BEGIN Records provided

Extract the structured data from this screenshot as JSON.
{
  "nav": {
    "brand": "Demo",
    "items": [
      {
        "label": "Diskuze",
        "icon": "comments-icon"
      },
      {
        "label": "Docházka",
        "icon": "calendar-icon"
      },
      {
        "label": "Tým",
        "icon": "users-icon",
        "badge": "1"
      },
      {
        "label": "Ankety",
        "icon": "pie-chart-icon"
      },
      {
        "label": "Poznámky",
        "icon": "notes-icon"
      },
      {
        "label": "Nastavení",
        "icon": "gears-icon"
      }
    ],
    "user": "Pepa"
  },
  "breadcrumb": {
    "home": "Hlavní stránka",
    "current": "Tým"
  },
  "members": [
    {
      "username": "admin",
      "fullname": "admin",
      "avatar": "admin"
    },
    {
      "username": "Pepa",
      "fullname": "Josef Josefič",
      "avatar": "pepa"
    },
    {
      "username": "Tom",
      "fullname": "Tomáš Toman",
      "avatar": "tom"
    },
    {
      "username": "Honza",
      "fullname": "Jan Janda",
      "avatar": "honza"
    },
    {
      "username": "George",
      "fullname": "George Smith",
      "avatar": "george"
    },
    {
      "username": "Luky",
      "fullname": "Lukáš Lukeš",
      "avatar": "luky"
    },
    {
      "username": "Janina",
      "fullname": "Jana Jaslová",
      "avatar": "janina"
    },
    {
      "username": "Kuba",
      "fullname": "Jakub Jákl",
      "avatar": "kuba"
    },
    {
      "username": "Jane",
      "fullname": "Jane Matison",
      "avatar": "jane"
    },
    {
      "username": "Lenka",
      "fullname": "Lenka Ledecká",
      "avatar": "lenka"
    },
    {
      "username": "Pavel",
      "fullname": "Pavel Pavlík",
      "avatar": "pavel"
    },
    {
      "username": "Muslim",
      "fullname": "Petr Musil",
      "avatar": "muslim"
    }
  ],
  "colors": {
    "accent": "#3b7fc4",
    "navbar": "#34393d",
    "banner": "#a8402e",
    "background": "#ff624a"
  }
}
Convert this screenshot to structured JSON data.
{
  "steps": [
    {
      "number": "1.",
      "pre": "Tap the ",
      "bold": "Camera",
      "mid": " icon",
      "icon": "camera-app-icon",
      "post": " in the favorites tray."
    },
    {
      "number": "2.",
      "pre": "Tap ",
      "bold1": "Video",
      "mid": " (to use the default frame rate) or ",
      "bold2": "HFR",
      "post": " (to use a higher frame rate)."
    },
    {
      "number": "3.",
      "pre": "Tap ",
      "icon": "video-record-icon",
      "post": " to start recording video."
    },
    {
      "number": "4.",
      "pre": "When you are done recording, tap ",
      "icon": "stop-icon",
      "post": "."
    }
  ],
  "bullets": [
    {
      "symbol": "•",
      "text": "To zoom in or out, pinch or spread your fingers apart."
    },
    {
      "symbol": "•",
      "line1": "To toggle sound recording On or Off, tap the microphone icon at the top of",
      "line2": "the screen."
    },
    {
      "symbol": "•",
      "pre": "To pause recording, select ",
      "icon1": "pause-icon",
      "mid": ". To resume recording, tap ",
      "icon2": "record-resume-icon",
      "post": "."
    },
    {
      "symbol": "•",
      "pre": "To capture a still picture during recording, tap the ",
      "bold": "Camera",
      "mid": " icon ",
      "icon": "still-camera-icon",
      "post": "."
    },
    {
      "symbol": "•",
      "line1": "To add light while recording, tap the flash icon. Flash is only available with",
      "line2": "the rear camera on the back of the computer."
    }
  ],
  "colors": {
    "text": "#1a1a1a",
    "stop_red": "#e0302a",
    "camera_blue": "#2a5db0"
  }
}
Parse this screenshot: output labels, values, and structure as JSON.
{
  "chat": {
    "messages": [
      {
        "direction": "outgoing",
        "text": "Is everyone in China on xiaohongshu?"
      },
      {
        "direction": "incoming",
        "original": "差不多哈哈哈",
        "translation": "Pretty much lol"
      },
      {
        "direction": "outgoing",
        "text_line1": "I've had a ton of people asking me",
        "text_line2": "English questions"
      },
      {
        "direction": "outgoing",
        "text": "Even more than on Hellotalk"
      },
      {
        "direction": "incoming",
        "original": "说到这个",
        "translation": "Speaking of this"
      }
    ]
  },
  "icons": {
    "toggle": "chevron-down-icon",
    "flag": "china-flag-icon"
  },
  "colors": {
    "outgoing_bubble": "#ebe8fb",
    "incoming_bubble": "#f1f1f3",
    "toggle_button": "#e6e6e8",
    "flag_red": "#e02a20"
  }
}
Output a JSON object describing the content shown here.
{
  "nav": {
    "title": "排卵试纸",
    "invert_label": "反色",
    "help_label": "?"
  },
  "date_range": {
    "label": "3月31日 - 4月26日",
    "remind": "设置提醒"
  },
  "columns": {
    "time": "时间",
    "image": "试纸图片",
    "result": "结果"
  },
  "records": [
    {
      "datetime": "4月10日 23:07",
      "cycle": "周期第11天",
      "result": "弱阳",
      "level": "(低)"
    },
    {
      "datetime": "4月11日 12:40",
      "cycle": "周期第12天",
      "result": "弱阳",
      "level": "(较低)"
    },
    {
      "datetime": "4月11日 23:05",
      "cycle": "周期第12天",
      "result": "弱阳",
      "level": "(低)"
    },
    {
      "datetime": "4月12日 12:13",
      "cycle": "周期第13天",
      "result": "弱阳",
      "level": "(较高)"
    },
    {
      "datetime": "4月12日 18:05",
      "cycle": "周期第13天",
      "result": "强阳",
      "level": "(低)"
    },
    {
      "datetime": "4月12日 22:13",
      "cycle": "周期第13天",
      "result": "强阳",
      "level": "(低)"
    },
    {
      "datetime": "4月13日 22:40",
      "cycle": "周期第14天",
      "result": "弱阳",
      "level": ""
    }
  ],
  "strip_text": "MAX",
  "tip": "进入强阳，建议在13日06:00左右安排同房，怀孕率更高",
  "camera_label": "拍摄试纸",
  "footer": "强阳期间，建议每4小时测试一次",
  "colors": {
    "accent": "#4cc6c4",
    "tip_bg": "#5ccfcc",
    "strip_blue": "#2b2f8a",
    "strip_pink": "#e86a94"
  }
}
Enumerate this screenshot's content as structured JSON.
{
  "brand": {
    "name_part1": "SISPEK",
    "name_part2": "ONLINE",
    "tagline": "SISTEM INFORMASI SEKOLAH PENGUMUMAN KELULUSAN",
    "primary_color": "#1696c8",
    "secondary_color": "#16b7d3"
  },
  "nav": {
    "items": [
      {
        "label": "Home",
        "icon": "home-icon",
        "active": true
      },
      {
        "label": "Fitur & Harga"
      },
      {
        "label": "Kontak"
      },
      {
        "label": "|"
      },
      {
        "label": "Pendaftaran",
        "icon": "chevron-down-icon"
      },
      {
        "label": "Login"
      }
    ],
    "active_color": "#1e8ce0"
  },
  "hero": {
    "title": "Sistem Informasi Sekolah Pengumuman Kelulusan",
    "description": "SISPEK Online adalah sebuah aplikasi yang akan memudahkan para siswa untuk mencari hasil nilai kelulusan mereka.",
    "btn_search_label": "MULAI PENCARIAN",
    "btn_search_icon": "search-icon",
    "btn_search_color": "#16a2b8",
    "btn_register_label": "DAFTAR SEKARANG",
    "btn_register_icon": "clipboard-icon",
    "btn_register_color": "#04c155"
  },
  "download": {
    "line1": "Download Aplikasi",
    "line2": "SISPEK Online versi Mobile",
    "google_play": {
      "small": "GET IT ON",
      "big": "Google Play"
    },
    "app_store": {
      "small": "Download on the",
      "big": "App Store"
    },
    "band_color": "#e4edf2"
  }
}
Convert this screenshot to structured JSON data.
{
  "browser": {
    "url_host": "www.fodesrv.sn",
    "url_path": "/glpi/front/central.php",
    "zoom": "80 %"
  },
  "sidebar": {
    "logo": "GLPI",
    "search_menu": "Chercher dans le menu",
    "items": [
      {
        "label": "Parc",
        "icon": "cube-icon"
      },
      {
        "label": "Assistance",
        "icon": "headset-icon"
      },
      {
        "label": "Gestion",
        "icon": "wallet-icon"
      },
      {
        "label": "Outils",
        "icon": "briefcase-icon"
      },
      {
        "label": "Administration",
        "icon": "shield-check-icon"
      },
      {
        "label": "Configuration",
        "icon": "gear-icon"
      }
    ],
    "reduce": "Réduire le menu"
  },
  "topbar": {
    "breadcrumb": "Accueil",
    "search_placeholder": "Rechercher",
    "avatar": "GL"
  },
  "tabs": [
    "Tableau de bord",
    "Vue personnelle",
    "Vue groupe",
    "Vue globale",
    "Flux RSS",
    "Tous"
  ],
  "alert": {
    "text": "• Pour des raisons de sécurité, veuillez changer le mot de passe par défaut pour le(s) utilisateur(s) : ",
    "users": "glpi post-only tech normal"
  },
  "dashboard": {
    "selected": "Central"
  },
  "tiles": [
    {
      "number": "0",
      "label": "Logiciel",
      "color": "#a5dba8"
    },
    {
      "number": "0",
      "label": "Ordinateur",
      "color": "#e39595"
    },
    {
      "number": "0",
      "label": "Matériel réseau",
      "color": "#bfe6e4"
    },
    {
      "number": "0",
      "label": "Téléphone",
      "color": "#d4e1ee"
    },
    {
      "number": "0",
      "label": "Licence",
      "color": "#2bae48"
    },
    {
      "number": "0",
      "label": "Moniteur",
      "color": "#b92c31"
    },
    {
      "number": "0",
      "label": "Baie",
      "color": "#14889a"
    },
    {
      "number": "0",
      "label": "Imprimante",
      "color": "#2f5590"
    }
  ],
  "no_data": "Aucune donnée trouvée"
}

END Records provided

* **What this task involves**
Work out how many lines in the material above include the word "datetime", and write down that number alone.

* **Final answer**
7